Obviously, more work should be done but if wages were depressed by French law and wages were related to mortality, then French seigneurial law was related to the mortality rate. More to come in a few months!
One of my papers, co-authored with Vadim Kufenko of the University of Hohenheim, has received the final green light for publication in the Journal of Population Research. The paper is titled : Malthusian pressures – empirical evidence from a frontier economy.

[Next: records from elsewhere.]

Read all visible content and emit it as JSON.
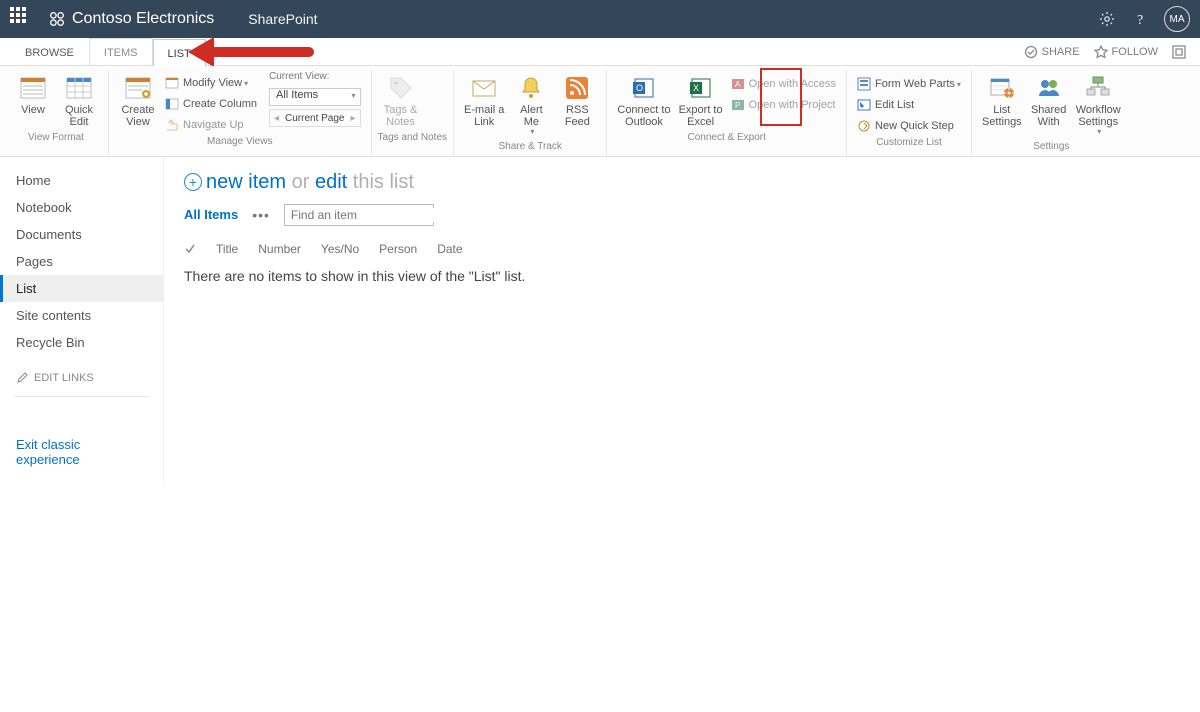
{
  "header": {
    "tenant": "Contoso Electronics",
    "app": "SharePoint",
    "avatar": "MA"
  },
  "tabs": {
    "browse": "BROWSE",
    "items": "ITEMS",
    "list": "LIST"
  },
  "topActions": {
    "share": "SHARE",
    "follow": "FOLLOW"
  },
  "ribbon": {
    "viewFormat": {
      "label": "View Format",
      "view": "View",
      "quickEdit": "Quick\nEdit"
    },
    "manageViews": {
      "label": "Manage Views",
      "createView": "Create\nView",
      "modifyView": "Modify View",
      "createColumn": "Create Column",
      "navigateUp": "Navigate Up",
      "currentViewLabel": "Current View:",
      "currentView": "All Items",
      "currentPage": "Current Page"
    },
    "tagsNotes": {
      "label": "Tags and Notes",
      "btn": "Tags &\nNotes"
    },
    "shareTrack": {
      "label": "Share & Track",
      "email": "E-mail a\nLink",
      "alert": "Alert\nMe",
      "rss": "RSS\nFeed"
    },
    "connectExport": {
      "label": "Connect & Export",
      "outlook": "Connect to\nOutlook",
      "excel": "Export to\nExcel",
      "openAccess": "Open with Access",
      "openProject": "Open with Project"
    },
    "customize": {
      "label": "Customize List",
      "formWebParts": "Form Web Parts",
      "editList": "Edit List",
      "newQuickStep": "New Quick Step"
    },
    "settings": {
      "label": "Settings",
      "listSettings": "List\nSettings",
      "sharedWith": "Shared\nWith",
      "workflow": "Workflow\nSettings"
    }
  },
  "leftnav": {
    "items": [
      "Home",
      "Notebook",
      "Documents",
      "Pages",
      "List",
      "Site contents",
      "Recycle Bin"
    ],
    "editLinks": "EDIT LINKS",
    "exit": "Exit classic experience"
  },
  "main": {
    "newItem": "new item",
    "or": "or",
    "edit": "edit",
    "thisList": "this list",
    "viewName": "All Items",
    "searchPlaceholder": "Find an item",
    "columns": [
      "Title",
      "Number",
      "Yes/No",
      "Person",
      "Date"
    ],
    "emptyMsg": "There are no items to show in this view of the \"List\" list."
  }
}
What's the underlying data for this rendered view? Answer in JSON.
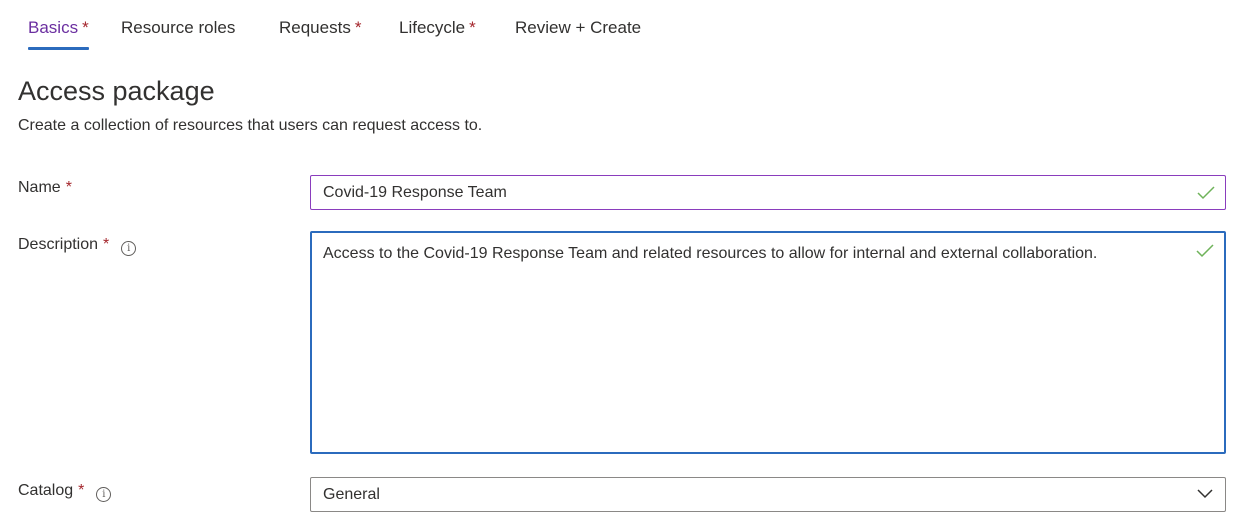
{
  "tabs": [
    {
      "label": "Basics",
      "required": "*"
    },
    {
      "label": "Resource roles",
      "required": ""
    },
    {
      "label": "Requests",
      "required": "*"
    },
    {
      "label": "Lifecycle",
      "required": "*"
    },
    {
      "label": "Review + Create",
      "required": ""
    }
  ],
  "page": {
    "title": "Access package",
    "subtitle": "Create a collection of resources that users can request access to."
  },
  "form": {
    "name": {
      "label": "Name",
      "required": "*",
      "value": "Covid-19 Response Team"
    },
    "description": {
      "label": "Description",
      "required": "*",
      "value": "Access to the Covid-19 Response Team and related resources to allow for internal and external collaboration."
    },
    "catalog": {
      "label": "Catalog",
      "required": "*",
      "value": "General"
    }
  },
  "colors": {
    "active_tab_text": "#6b2fa0",
    "active_tab_underline": "#2b6bbd",
    "required_asterisk": "#a4262c",
    "valid_check": "#6fb35a",
    "focus_border": "#2b6bbd"
  },
  "icons": {
    "info": "info-icon",
    "valid": "checkmark-icon",
    "dropdown": "chevron-down-icon"
  }
}
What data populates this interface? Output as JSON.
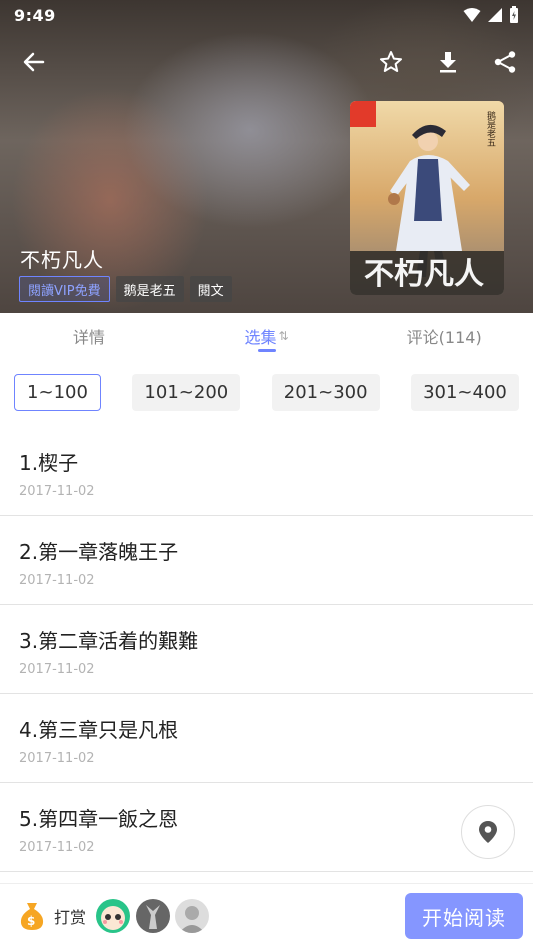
{
  "status": {
    "time": "9:49"
  },
  "book": {
    "title": "不朽凡人",
    "tags": [
      "閱讀VIP免費",
      "鹅是老五",
      "閱文"
    ],
    "cover_text": "不朽凡人",
    "cover_author_vertical": "鹅是老五"
  },
  "tabs": [
    {
      "label": "详情"
    },
    {
      "label": "选集",
      "sort_icon": "⇅"
    },
    {
      "label": "评论(114)"
    }
  ],
  "ranges": [
    "1~100",
    "101~200",
    "201~300",
    "301~400"
  ],
  "chapters": [
    {
      "title": "1.楔子",
      "date": "2017-11-02"
    },
    {
      "title": "2.第一章落魄王子",
      "date": "2017-11-02"
    },
    {
      "title": "3.第二章活着的艱難",
      "date": "2017-11-02"
    },
    {
      "title": "4.第三章只是凡根",
      "date": "2017-11-02"
    },
    {
      "title": "5.第四章一飯之恩",
      "date": "2017-11-02"
    }
  ],
  "bottom": {
    "tip_label": "打赏",
    "start_label": "开始阅读"
  },
  "icons": {
    "back": "arrow-left-icon",
    "star": "star-outline-icon",
    "download": "download-icon",
    "share": "share-icon",
    "location": "location-pin-icon",
    "coin_bag": "money-bag-icon"
  },
  "colors": {
    "accent": "#6f84ff",
    "start_button": "#8596ff"
  }
}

This is, I believe, a very significant paper for Canadian historians. Simply put, it uses new price data to measure the effects of changes in real prices upon mortality and births to test for the existence of population pressures on economic performance prior to 1860 in Canada. Up until now, the dominant view has been that the largest colonies suffered from “too much people for too little fertile lands”. In short, the dominant view was “Malthusian” whereby more population means lower real wages and more poverty. The Malthusian prediction is that fertility should drop and mortality should rise as a result of too much population (put very simply here, but expounded in more nuances in the paper). Kufenko and myself contest this narrative by showing that the traditional stipulations and predictions of population pressures did not materialize. We propose that improvements in productivity and economic organization had largely beneficial effects that countered the Malthusian pressures. The result throws into doubt the claim that Canada suffered a deep and prolonged economic crisis during the first five decades of the 19th century and it eliminates the Malthusian channel as an explanation of economic events in early Canadian history.
The paper can be read here at ACADEMIA until it is published formally in the Journal of Population Research
***Note: I wish to thank the anonymous reviewers, my co-authors and the participants of seminars at HEC Montreal and the University of Hohenheim for their comments.
Alongside Vadim Kufenko (partner in all crimes) and Alex Arsenault Morin, we have organized the prison records of Quebec City between 1813 and 1848 to measure the heights of the prisonners. Our aim is to study the presence of differences in biological living standards across ethnic lines over time in Quebec and use this measure as an crude indicator of inequality and overall living standards. The paper is at present a short note (a few thousand words) which we have submitted to different conferences (Economic History Society and Economic and Business History Society). We will lengthen the note to a paper once comments have been provided.
In the meantime, here are the preliminary results illustrated and the abstract of our submission to EHS and EBHS conferences is here.
The figure shows the heights in inches by year of imprisonment of males above 20 years of age according to ethnic origin.